Anti-food policies cannot continue - Keith Roulston editorial
Living in the country, as I do, brings constant reminders of the changing of the seasons. Lately there are regular indications that it’s planting season, whether it’s neighbours travelling down the road with equipment or the fields around our house being planted for the season ahead.
But lately, all this activity around us is also a reminder of what we can lose if growth in Ontario continues and leaders like Premier Doug Ford remain in office. Earlier there was word that Premier Ford had altered the Green Belt on prime farmland around Toronto to allow 50,000 more homes to be built to accommodate the nearly half a million immigrants the federal government is welcoming to Canada each year.

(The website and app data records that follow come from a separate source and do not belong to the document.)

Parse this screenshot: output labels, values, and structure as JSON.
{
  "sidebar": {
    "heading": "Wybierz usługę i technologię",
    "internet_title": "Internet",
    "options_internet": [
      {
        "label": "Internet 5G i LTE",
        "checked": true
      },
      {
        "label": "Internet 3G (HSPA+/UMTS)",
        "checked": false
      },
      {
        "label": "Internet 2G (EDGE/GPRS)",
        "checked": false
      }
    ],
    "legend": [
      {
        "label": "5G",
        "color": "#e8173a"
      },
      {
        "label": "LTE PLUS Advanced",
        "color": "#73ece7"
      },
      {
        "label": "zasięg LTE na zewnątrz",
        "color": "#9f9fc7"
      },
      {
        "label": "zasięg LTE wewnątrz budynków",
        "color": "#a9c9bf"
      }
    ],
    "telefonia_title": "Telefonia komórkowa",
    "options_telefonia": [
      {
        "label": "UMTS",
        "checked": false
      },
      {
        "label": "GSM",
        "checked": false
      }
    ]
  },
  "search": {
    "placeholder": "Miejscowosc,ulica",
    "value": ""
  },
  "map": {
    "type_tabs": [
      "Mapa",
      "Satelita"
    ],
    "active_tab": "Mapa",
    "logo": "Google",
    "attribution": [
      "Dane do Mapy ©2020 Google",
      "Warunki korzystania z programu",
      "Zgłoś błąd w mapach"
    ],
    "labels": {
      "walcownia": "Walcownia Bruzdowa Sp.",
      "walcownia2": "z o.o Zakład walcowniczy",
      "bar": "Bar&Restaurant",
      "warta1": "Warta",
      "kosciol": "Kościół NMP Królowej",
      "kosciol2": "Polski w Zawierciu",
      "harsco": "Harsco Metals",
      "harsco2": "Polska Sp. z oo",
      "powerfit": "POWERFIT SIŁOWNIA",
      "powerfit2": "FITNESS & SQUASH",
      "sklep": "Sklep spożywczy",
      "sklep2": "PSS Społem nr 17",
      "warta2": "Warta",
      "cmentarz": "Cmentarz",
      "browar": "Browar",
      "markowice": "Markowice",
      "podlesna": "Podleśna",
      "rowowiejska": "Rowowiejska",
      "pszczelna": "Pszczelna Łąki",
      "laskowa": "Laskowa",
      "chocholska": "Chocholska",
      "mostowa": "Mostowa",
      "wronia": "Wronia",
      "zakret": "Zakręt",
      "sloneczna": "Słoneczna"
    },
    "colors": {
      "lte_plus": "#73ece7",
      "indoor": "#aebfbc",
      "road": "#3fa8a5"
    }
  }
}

That news in itself might have been unsettling, but then the word began leaking out that before this news hadn’t become public, several developers had purchased large parcels of land in the parts of the Green Belt that the Premier was about to free up. When he was criticized for this, Premier Ford lashed out saying the Green Belt was a crazy Liberal government idea (created by former Liberal Premier Dalton McGuinty) in the first place. His comments gave little confidence in the future of the Green Belt under this downtown-Toronto Premier.
Since Ontario has become so dominated by the growth of the Toronto area, with so many urban ridings and so much focus on difficulties finding urban housing, however, the government is probably safe on this issue.
But hidden behind all this was another proposal of the provincial government to allow more residential development in all rural areas of the province. Going back to the 1970s, a previous Progressive Conservative government had voted to protect farmland by allowing only one house for each farm lot. The proposed rule change from our current government would potentially allow nearly 25,000 houses to be built on Huron County’s farmland, officials of the county’s Planning and Development Department told Huron County councillors recently.
This sort of growth must seem inviting to those in urban areas of Huron County. With, say, two people per household the population of the county would nearly double. When I first started covering political meetings many years ago, we had two MPs and two MPPs in Huron County. Now, Huron shares both federal and provincial representatives with more than half of Bruce County. With a larger population, perhaps we could get better political representation.
Ah, but there’s a bigger problem. Former Huron County farmer Don Lobb addressed the federal government’s Standing Senate Committee on Agriculture and Forestry Status on soil health earlier this year. He told Senators that our province has lost 15.7 million acres of its best farmland for development between 1971 and the 2021 Census. Lately, that toll has reached nearly 1,200 acres per day.
Just mentioning the total acreage, no matter how large it is, is hard for us to grasp – especially since every supermarket has shelves overflowing with food. But at the same time our population is expanding, we are losing the land on which to grow the food to feed those people. Each of those acres lost in a single day could grow about 170 bushels of corn a year or 50 bushels of soybeans or 100 bushels of wheat. So, each day we lose enough land to grow about 200,000 bushels of corn, or 60,000 bushels of soybeans, or 120,000 bushels of wheat. And that’s one day’s farmland loss of 365 days per year of growth.
What’s more, land lost under a house, apartment building or road, is lost forever, as far as growing food is concerned. So, every year we add more people to feed, and we have 438,000 fewer acres on which to grow that food. And now this latest government proposal could mean that we can lose thousands more productive acres in the countryside.
I’m sure that a downtown-Toronto Premier like Doug Ford doesn’t even see the problem. Sitting where he is, the farmland that separates one city of the province he visits from another seems endless. I’m sure he also doesn’t see the difference between the productive farmland of southern Ontario and the bush of northern Ontario. Land without a house on it is just vacant land.
I have no problem with Ontario, or Canada, having a bigger population, but I do have a problem with that growth coming at the cost of precious farmland. Don Lobb told the Senate committee that just two per cent of the earth’s land area produces 40 per cent of its food.
If we can shift growth from prime food-growing land in southern Ontario to land incapable of growing food farther north, the whole country could benefit. But we can’t lose food-growing land forever, and expect our prosperity to continue.